▸ **Your task**:
Lines with the string "Advertising" are to be identified in the listing and copied.
*** Material to process ***
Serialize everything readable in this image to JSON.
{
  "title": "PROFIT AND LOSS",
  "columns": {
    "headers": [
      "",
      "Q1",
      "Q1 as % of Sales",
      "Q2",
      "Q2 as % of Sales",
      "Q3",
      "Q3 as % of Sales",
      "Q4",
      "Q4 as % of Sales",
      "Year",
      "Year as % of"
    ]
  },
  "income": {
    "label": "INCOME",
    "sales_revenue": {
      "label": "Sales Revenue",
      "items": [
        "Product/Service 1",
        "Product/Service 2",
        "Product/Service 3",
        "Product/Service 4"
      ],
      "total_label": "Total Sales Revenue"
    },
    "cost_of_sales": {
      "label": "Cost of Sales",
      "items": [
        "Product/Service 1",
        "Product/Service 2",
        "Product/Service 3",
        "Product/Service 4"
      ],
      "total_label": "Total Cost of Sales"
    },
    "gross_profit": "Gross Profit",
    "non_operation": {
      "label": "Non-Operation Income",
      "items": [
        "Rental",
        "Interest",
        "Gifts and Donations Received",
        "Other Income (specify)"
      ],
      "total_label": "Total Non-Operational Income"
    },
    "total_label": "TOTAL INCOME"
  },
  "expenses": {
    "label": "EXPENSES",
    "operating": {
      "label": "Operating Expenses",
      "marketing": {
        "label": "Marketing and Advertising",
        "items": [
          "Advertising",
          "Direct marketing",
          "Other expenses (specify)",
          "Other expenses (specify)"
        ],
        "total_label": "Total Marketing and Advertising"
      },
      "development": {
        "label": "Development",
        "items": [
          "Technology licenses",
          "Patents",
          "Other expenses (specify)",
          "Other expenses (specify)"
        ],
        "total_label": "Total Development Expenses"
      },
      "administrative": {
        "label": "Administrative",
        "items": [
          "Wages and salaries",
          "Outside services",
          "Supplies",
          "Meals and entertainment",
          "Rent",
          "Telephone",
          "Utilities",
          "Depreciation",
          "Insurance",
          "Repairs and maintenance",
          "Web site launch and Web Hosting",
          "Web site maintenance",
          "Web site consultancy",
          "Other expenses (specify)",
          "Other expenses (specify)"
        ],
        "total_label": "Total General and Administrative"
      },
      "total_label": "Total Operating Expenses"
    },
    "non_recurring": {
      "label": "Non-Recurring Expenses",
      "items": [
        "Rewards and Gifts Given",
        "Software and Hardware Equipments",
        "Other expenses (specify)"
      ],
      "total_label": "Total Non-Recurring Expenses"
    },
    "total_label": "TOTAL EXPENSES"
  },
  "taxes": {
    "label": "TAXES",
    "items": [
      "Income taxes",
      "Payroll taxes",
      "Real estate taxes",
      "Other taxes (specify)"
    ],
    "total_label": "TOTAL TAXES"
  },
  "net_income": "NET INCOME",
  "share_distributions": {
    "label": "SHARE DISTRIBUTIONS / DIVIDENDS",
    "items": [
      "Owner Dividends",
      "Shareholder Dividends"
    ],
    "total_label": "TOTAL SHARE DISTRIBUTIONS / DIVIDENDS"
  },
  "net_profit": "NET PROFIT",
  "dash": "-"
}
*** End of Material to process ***
▸ **Output of the task**:
        "label": "Marketing and Advertising",
          "Advertising",
        "total_label": "Total Marketing and Advertising"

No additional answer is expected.